Exercise objective:
Every entry below is to be copied word for word, with its pictures removed.

Records for processing: Begin

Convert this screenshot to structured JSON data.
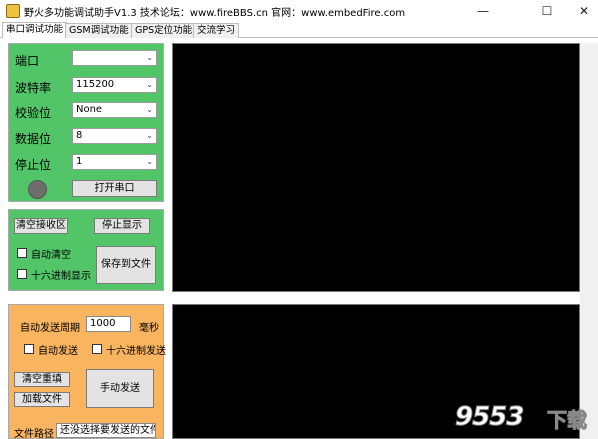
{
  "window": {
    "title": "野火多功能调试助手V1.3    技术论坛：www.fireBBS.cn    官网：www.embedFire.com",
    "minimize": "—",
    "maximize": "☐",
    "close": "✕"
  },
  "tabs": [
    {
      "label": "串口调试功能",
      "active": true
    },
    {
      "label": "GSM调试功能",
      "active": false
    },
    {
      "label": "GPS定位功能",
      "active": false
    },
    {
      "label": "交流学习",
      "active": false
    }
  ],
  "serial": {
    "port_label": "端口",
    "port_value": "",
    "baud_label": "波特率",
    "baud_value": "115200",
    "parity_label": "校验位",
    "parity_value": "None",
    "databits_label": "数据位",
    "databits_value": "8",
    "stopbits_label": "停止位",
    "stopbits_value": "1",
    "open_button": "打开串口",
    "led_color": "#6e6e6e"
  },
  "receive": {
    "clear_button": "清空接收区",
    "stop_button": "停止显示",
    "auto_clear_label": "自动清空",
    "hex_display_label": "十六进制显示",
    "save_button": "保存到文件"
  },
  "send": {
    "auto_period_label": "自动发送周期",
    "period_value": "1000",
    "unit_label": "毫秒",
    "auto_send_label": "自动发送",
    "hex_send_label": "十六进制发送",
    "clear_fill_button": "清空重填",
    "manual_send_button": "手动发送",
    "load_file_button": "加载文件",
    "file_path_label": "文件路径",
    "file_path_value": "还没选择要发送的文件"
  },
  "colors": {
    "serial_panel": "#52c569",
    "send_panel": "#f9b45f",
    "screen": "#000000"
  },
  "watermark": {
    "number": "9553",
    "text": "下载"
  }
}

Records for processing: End

Written answer:
Convert this screenshot to structured JSON data.
{
  "window": {
    "title": "野火多功能调试助手V1.3    技术论坛：www.fireBBS.cn    官网：www.embedFire.com",
    "minimize": "—",
    "maximize": "☐",
    "close": "✕"
  },
  "tabs": [
    {
      "label": "串口调试功能",
      "active": true
    },
    {
      "label": "GSM调试功能",
      "active": false
    },
    {
      "label": "GPS定位功能",
      "active": false
    },
    {
      "label": "交流学习",
      "active": false
    }
  ],
  "serial": {
    "port_label": "端口",
    "port_value": "",
    "baud_label": "波特率",
    "baud_value": "115200",
    "parity_label": "校验位",
    "parity_value": "None",
    "databits_label": "数据位",
    "databits_value": "8",
    "stopbits_label": "停止位",
    "stopbits_value": "1",
    "open_button": "打开串口",
    "led_color": "#6e6e6e"
  },
  "receive": {
    "clear_button": "清空接收区",
    "stop_button": "停止显示",
    "auto_clear_label": "自动清空",
    "hex_display_label": "十六进制显示",
    "save_button": "保存到文件"
  },
  "send": {
    "auto_period_label": "自动发送周期",
    "period_value": "1000",
    "unit_label": "毫秒",
    "auto_send_label": "自动发送",
    "hex_send_label": "十六进制发送",
    "clear_fill_button": "清空重填",
    "manual_send_button": "手动发送",
    "load_file_button": "加载文件",
    "file_path_label": "文件路径",
    "file_path_value": "还没选择要发送的文件"
  },
  "colors": {
    "serial_panel": "#52c569",
    "send_panel": "#f9b45f",
    "screen": "#000000"
  },
  "watermark": {
    "number": "9553",
    "text": "下载"
  }
}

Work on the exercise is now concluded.